Start of Block
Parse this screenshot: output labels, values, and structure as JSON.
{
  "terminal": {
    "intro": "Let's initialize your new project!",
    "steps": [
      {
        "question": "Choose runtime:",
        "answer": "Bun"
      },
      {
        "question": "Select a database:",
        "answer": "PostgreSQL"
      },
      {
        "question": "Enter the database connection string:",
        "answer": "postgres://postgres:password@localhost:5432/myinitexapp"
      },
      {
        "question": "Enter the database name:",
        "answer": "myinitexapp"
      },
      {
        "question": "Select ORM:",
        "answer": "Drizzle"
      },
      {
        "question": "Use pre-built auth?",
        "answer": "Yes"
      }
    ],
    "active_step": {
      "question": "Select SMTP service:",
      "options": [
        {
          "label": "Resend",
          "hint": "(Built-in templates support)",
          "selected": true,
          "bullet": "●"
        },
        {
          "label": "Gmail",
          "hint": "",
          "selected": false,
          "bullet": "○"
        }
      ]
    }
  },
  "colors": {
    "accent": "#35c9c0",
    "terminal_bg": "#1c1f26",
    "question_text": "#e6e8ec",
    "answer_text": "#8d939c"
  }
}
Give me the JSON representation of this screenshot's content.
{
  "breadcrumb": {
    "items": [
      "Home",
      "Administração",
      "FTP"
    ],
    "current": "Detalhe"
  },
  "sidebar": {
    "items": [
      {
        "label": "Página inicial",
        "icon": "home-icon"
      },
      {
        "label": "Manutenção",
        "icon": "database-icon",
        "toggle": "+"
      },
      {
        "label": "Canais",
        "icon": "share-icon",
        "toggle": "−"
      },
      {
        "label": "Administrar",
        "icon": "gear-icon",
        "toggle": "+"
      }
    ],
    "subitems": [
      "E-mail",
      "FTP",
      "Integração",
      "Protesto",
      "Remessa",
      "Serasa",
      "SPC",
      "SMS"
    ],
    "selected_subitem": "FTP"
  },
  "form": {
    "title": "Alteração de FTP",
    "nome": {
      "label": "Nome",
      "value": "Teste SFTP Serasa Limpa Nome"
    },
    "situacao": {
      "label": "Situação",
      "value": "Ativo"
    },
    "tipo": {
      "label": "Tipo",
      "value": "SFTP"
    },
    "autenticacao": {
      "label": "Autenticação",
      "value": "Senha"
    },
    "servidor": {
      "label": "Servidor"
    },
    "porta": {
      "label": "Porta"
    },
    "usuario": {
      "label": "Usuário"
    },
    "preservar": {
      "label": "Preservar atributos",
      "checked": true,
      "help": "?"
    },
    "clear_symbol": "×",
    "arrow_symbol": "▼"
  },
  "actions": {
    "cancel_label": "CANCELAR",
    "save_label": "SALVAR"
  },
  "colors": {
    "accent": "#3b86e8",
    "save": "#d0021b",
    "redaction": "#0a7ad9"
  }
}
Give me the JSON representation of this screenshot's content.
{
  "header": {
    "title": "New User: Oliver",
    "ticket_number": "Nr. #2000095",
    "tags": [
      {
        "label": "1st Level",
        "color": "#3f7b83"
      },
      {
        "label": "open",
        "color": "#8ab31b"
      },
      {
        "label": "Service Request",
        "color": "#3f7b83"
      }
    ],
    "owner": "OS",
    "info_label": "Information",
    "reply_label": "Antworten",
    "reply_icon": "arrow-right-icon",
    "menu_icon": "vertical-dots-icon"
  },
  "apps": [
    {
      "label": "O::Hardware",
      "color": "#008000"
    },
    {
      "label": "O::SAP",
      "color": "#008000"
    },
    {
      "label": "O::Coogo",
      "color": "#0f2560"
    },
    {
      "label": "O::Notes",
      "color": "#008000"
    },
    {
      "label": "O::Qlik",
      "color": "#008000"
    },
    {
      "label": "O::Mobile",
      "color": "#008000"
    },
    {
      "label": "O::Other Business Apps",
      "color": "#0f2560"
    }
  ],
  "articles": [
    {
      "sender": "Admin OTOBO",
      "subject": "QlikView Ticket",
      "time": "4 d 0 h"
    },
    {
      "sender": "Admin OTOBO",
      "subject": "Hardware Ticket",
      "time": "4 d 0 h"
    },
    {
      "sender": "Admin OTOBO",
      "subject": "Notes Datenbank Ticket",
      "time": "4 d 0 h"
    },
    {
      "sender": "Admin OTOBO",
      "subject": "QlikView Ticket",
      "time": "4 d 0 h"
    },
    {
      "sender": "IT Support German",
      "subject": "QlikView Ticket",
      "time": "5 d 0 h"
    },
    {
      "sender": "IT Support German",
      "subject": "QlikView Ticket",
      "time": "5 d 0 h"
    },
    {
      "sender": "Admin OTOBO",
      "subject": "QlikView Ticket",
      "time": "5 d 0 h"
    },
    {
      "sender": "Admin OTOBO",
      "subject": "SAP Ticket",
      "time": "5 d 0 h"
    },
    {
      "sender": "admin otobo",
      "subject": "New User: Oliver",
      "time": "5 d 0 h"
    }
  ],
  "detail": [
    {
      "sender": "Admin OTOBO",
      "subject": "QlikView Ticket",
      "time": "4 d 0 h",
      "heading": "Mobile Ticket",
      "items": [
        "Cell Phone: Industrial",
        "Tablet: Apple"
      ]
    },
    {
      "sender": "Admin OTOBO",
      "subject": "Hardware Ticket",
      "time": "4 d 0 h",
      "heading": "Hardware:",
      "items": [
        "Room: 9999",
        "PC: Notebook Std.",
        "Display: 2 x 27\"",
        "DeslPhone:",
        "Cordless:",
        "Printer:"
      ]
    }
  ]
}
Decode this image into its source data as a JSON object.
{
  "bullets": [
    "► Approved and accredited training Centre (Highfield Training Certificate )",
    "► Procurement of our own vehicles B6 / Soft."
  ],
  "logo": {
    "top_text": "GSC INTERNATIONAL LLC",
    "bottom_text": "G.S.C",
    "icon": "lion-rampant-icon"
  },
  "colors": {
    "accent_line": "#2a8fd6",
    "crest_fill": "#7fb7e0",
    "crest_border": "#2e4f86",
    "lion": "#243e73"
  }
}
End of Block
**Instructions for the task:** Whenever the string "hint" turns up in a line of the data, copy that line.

**Reply:**
          "hint": "(Built-in templates support)",
          "hint": "",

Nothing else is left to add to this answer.